Your instructions: What is needed is a verbatim copy of every record below, with the pictures left out.
+++ Given records
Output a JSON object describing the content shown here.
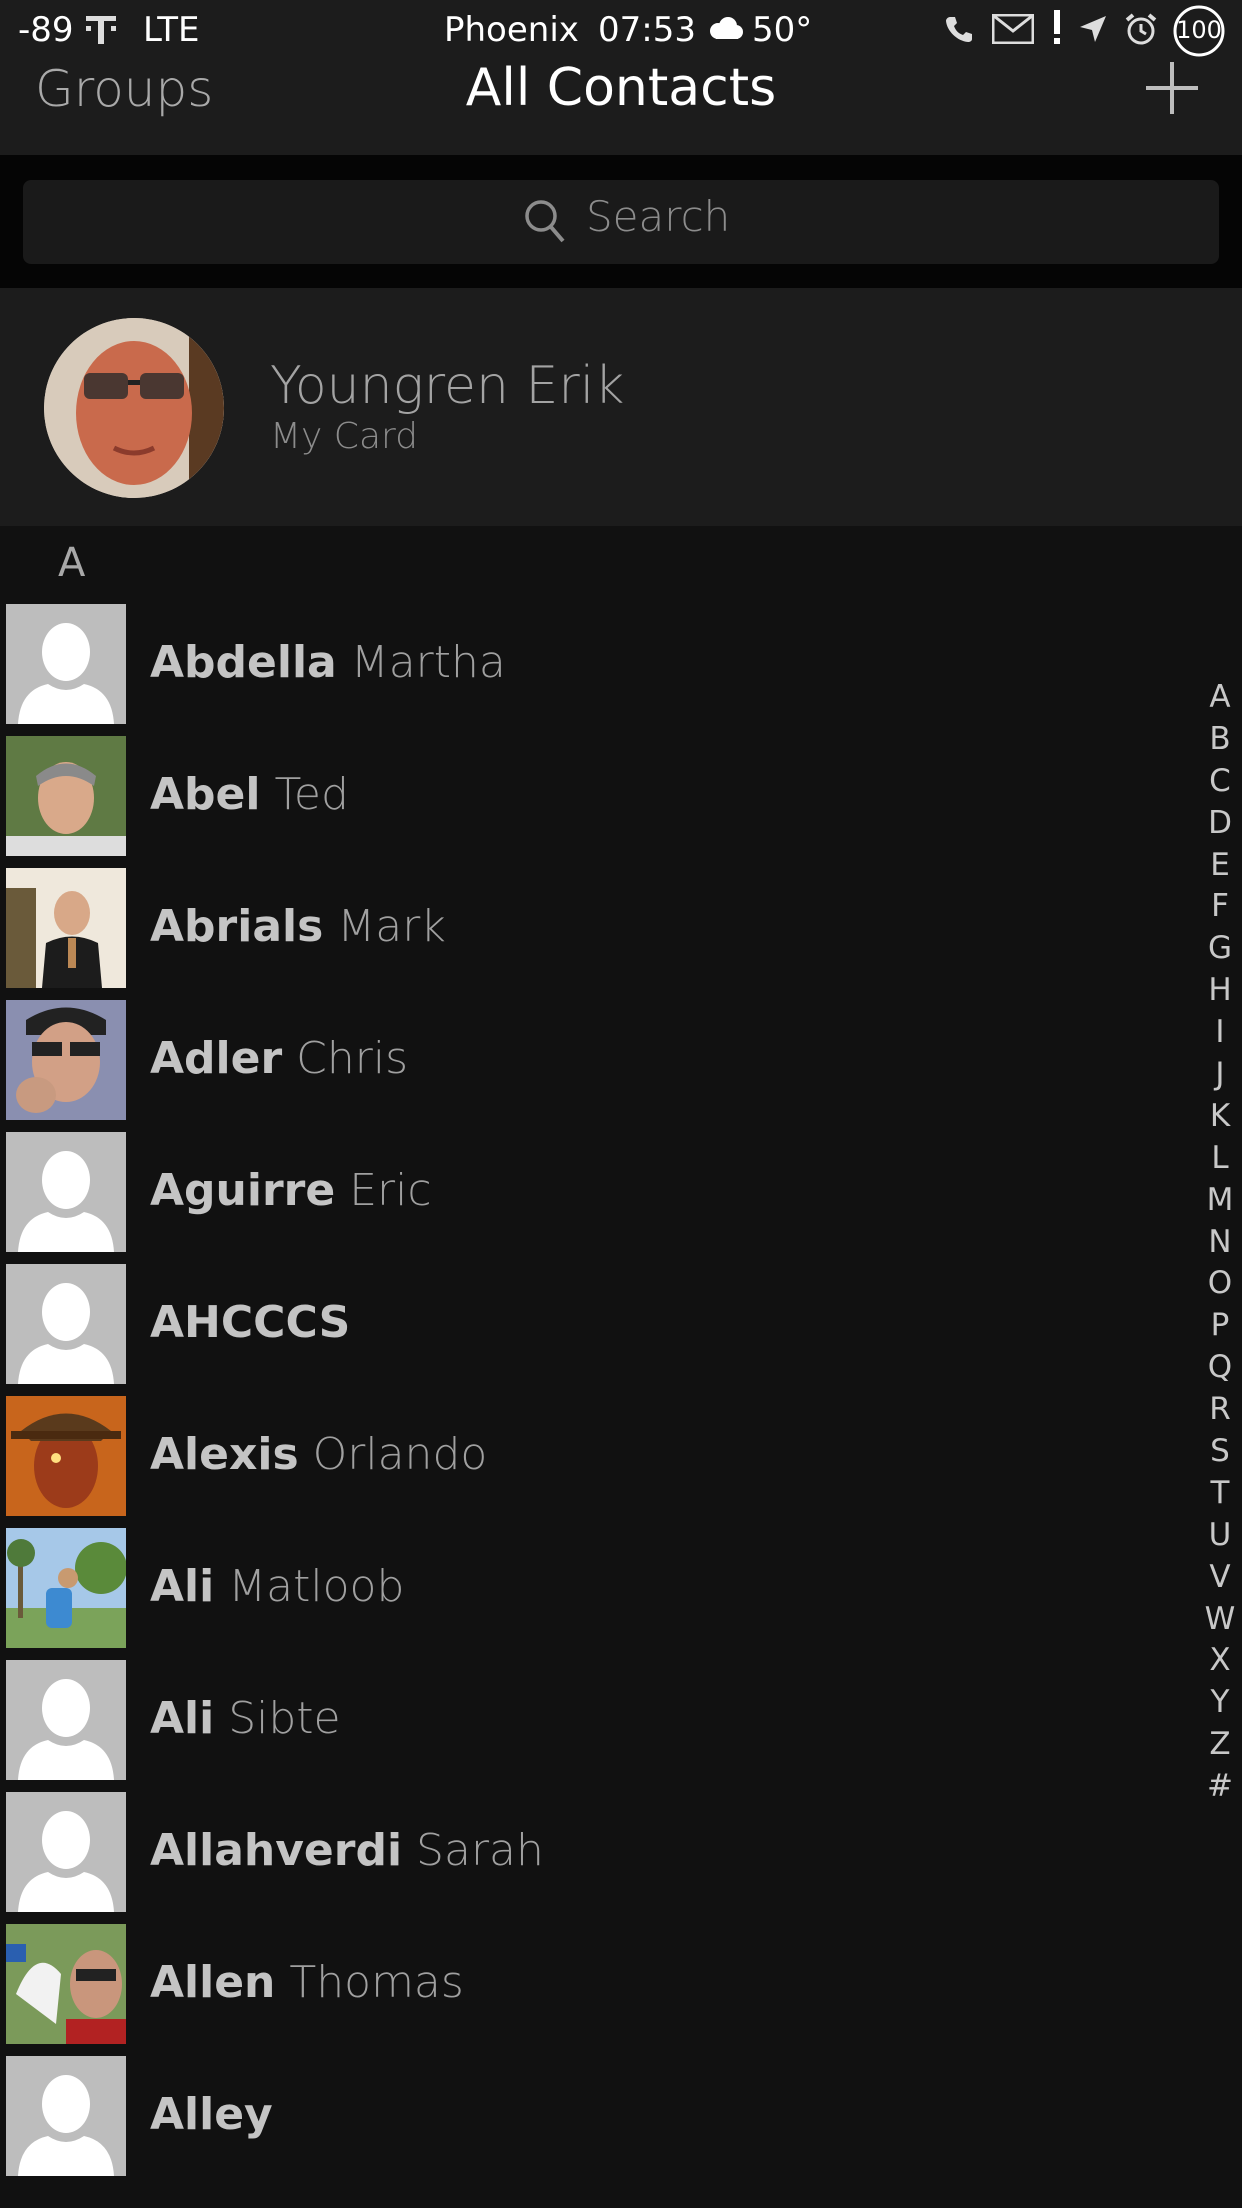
{
  "status": {
    "signal": "-89",
    "network": "LTE",
    "city": "Phoenix",
    "time": "07:53",
    "temp": "50°",
    "battery": "100"
  },
  "nav": {
    "groups": "Groups",
    "title": "All Contacts",
    "add_icon": "plus-icon"
  },
  "search": {
    "placeholder": "Search"
  },
  "my_card": {
    "name": "Youngren Erik",
    "label": "My Card"
  },
  "section_header": "A",
  "contacts": [
    {
      "last": "Abdella",
      "first": "Martha",
      "photo": "placeholder"
    },
    {
      "last": "Abel",
      "first": "Ted",
      "photo": "photo"
    },
    {
      "last": "Abrials",
      "first": "Mark",
      "photo": "photo"
    },
    {
      "last": "Adler",
      "first": "Chris",
      "photo": "photo"
    },
    {
      "last": "Aguirre",
      "first": "Eric",
      "photo": "placeholder"
    },
    {
      "last": "AHCCCS",
      "first": "",
      "photo": "placeholder"
    },
    {
      "last": "Alexis",
      "first": "Orlando",
      "photo": "photo"
    },
    {
      "last": "Ali",
      "first": "Matloob",
      "photo": "photo"
    },
    {
      "last": "Ali",
      "first": "Sibte",
      "photo": "placeholder"
    },
    {
      "last": "Allahverdi",
      "first": "Sarah",
      "photo": "placeholder"
    },
    {
      "last": "Allen",
      "first": "Thomas",
      "photo": "photo"
    },
    {
      "last": "Alley",
      "first": "",
      "photo": "placeholder"
    }
  ],
  "index_letters": [
    "A",
    "B",
    "C",
    "D",
    "E",
    "F",
    "G",
    "H",
    "I",
    "J",
    "K",
    "L",
    "M",
    "N",
    "O",
    "P",
    "Q",
    "R",
    "S",
    "T",
    "U",
    "V",
    "W",
    "X",
    "Y",
    "Z",
    "#"
  ],
  "colors": {
    "background": "#111111",
    "bar": "#1c1c1c",
    "text": "#bdbdbd",
    "accent": "#ffffff"
  }
}
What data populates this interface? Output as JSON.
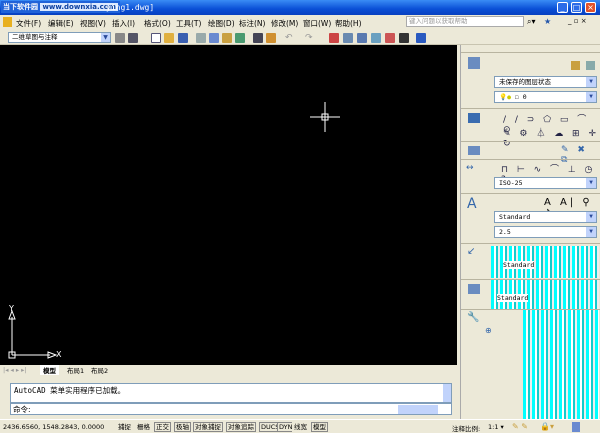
{
  "title": {
    "logo_cn": "当下软件园",
    "logo_url": "www.downxia.com",
    "file": "ying1.dwg]"
  },
  "menu": [
    "文件(F)",
    "编辑(E)",
    "视图(V)",
    "插入(I)",
    "格式(O)",
    "工具(T)",
    "绘图(D)",
    "标注(N)",
    "修改(M)",
    "窗口(W)",
    "帮助(H)"
  ],
  "help_placeholder": "键入问题以获取帮助",
  "workspace": "二维草图与注释",
  "tabs": [
    "模型",
    "布局1",
    "布局2"
  ],
  "command": {
    "history": "AutoCAD 菜单实用程序已加载。",
    "prompt": "命令:"
  },
  "status": {
    "coords": "2436.6560, 1548.2843, 0.0000",
    "toggles": [
      "捕捉",
      "栅格",
      "正交",
      "极轴",
      "对象捕捉",
      "对象追踪",
      "DUCS",
      "DYN",
      "线宽",
      "模型"
    ],
    "annotation_scale_label": "注释比例:",
    "annotation_scale": "1:1"
  },
  "panel": {
    "layer_state": "未保存的图层状态",
    "layer": "0",
    "dimstyle": "ISO-25",
    "textstyle": "Standard",
    "text_height": "2.5",
    "table_style": "Standard",
    "mleader_style": "Standard"
  },
  "ucs": {
    "x": "X",
    "y": "Y"
  }
}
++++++
Completed exercise:
Output a JSON object describing the content shown here.
{
  "status": {
    "signal": "-89",
    "network": "LTE",
    "city": "Phoenix",
    "time": "07:53",
    "temp": "50°",
    "battery": "100"
  },
  "nav": {
    "groups": "Groups",
    "title": "All Contacts",
    "add_icon": "plus-icon"
  },
  "search": {
    "placeholder": "Search"
  },
  "my_card": {
    "name": "Youngren Erik",
    "label": "My Card"
  },
  "section_header": "A",
  "contacts": [
    {
      "last": "Abdella",
      "first": "Martha",
      "photo": "placeholder"
    },
    {
      "last": "Abel",
      "first": "Ted",
      "photo": "photo"
    },
    {
      "last": "Abrials",
      "first": "Mark",
      "photo": "photo"
    },
    {
      "last": "Adler",
      "first": "Chris",
      "photo": "photo"
    },
    {
      "last": "Aguirre",
      "first": "Eric",
      "photo": "placeholder"
    },
    {
      "last": "AHCCCS",
      "first": "",
      "photo": "placeholder"
    },
    {
      "last": "Alexis",
      "first": "Orlando",
      "photo": "photo"
    },
    {
      "last": "Ali",
      "first": "Matloob",
      "photo": "photo"
    },
    {
      "last": "Ali",
      "first": "Sibte",
      "photo": "placeholder"
    },
    {
      "last": "Allahverdi",
      "first": "Sarah",
      "photo": "placeholder"
    },
    {
      "last": "Allen",
      "first": "Thomas",
      "photo": "photo"
    },
    {
      "last": "Alley",
      "first": "",
      "photo": "placeholder"
    }
  ],
  "index_letters": [
    "A",
    "B",
    "C",
    "D",
    "E",
    "F",
    "G",
    "H",
    "I",
    "J",
    "K",
    "L",
    "M",
    "N",
    "O",
    "P",
    "Q",
    "R",
    "S",
    "T",
    "U",
    "V",
    "W",
    "X",
    "Y",
    "Z",
    "#"
  ],
  "colors": {
    "background": "#111111",
    "bar": "#1c1c1c",
    "text": "#bdbdbd",
    "accent": "#ffffff"
  }
}
What data populates this interface? Output as JSON.
{
  "title": {
    "logo_cn": "当下软件园",
    "logo_url": "www.downxia.com",
    "file": "ying1.dwg]"
  },
  "menu": [
    "文件(F)",
    "编辑(E)",
    "视图(V)",
    "插入(I)",
    "格式(O)",
    "工具(T)",
    "绘图(D)",
    "标注(N)",
    "修改(M)",
    "窗口(W)",
    "帮助(H)"
  ],
  "help_placeholder": "键入问题以获取帮助",
  "workspace": "二维草图与注释",
  "tabs": [
    "模型",
    "布局1",
    "布局2"
  ],
  "command": {
    "history": "AutoCAD 菜单实用程序已加载。",
    "prompt": "命令:"
  },
  "status": {
    "coords": "2436.6560, 1548.2843, 0.0000",
    "toggles": [
      "捕捉",
      "栅格",
      "正交",
      "极轴",
      "对象捕捉",
      "对象追踪",
      "DUCS",
      "DYN",
      "线宽",
      "模型"
    ],
    "annotation_scale_label": "注释比例:",
    "annotation_scale": "1:1"
  },
  "panel": {
    "layer_state": "未保存的图层状态",
    "layer": "0",
    "dimstyle": "ISO-25",
    "textstyle": "Standard",
    "text_height": "2.5",
    "table_style": "Standard",
    "mleader_style": "Standard"
  },
  "ucs": {
    "x": "X",
    "y": "Y"
  }
}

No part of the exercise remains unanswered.